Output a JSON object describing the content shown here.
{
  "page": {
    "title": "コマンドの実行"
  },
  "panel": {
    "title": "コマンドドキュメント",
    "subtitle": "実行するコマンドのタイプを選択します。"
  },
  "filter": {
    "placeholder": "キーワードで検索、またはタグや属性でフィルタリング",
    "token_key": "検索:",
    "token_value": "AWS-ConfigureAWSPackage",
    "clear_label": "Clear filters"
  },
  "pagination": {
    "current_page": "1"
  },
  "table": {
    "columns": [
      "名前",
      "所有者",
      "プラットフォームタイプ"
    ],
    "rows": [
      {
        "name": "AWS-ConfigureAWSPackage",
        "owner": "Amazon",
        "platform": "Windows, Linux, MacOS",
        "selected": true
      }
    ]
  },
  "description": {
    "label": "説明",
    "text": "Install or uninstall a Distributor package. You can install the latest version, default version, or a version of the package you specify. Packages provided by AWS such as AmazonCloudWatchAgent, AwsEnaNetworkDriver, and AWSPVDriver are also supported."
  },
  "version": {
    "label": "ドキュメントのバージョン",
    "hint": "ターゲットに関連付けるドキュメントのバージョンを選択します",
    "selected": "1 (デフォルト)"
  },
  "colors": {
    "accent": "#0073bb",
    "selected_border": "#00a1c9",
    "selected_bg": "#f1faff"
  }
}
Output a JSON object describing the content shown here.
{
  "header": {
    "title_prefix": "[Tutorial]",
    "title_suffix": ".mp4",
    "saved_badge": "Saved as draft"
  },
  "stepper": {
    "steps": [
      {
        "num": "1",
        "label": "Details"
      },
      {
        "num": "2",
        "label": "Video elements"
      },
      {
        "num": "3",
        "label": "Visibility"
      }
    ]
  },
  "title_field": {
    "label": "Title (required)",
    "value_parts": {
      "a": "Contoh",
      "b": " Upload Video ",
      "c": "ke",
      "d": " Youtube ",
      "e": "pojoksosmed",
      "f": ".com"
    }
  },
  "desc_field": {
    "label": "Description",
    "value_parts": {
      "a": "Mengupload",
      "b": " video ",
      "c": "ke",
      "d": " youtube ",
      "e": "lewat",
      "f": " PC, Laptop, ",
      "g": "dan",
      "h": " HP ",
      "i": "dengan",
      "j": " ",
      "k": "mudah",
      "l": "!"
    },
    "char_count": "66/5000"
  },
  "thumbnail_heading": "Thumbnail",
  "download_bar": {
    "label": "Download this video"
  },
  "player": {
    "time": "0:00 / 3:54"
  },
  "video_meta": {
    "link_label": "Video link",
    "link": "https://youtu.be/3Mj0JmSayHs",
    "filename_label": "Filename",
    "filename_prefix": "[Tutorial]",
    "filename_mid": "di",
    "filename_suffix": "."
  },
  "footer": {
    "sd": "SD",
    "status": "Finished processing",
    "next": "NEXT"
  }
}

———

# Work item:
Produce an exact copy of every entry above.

# Task solution:
Output a JSON object describing the content shown here.
{
  "page": {
    "title": "コマンドの実行"
  },
  "panel": {
    "title": "コマンドドキュメント",
    "subtitle": "実行するコマンドのタイプを選択します。"
  },
  "filter": {
    "placeholder": "キーワードで検索、またはタグや属性でフィルタリング",
    "token_key": "検索:",
    "token_value": "AWS-ConfigureAWSPackage",
    "clear_label": "Clear filters"
  },
  "pagination": {
    "current_page": "1"
  },
  "table": {
    "columns": [
      "名前",
      "所有者",
      "プラットフォームタイプ"
    ],
    "rows": [
      {
        "name": "AWS-ConfigureAWSPackage",
        "owner": "Amazon",
        "platform": "Windows, Linux, MacOS",
        "selected": true
      }
    ]
  },
  "description": {
    "label": "説明",
    "text": "Install or uninstall a Distributor package. You can install the latest version, default version, or a version of the package you specify. Packages provided by AWS such as AmazonCloudWatchAgent, AwsEnaNetworkDriver, and AWSPVDriver are also supported."
  },
  "version": {
    "label": "ドキュメントのバージョン",
    "hint": "ターゲットに関連付けるドキュメントのバージョンを選択します",
    "selected": "1 (デフォルト)"
  },
  "colors": {
    "accent": "#0073bb",
    "selected_border": "#00a1c9",
    "selected_bg": "#f1faff"
  }
}
Output a JSON object describing the content shown here.
{
  "header": {
    "title_prefix": "[Tutorial]",
    "title_suffix": ".mp4",
    "saved_badge": "Saved as draft"
  },
  "stepper": {
    "steps": [
      {
        "num": "1",
        "label": "Details"
      },
      {
        "num": "2",
        "label": "Video elements"
      },
      {
        "num": "3",
        "label": "Visibility"
      }
    ]
  },
  "title_field": {
    "label": "Title (required)",
    "value_parts": {
      "a": "Contoh",
      "b": " Upload Video ",
      "c": "ke",
      "d": " Youtube ",
      "e": "pojoksosmed",
      "f": ".com"
    }
  },
  "desc_field": {
    "label": "Description",
    "value_parts": {
      "a": "Mengupload",
      "b": " video ",
      "c": "ke",
      "d": " youtube ",
      "e": "lewat",
      "f": " PC, Laptop, ",
      "g": "dan",
      "h": " HP ",
      "i": "dengan",
      "j": " ",
      "k": "mudah",
      "l": "!"
    },
    "char_count": "66/5000"
  },
  "thumbnail_heading": "Thumbnail",
  "download_bar": {
    "label": "Download this video"
  },
  "player": {
    "time": "0:00 / 3:54"
  },
  "video_meta": {
    "link_label": "Video link",
    "link": "https://youtu.be/3Mj0JmSayHs",
    "filename_label": "Filename",
    "filename_prefix": "[Tutorial]",
    "filename_mid": "di",
    "filename_suffix": "."
  },
  "footer": {
    "sd": "SD",
    "status": "Finished processing",
    "next": "NEXT"
  }
}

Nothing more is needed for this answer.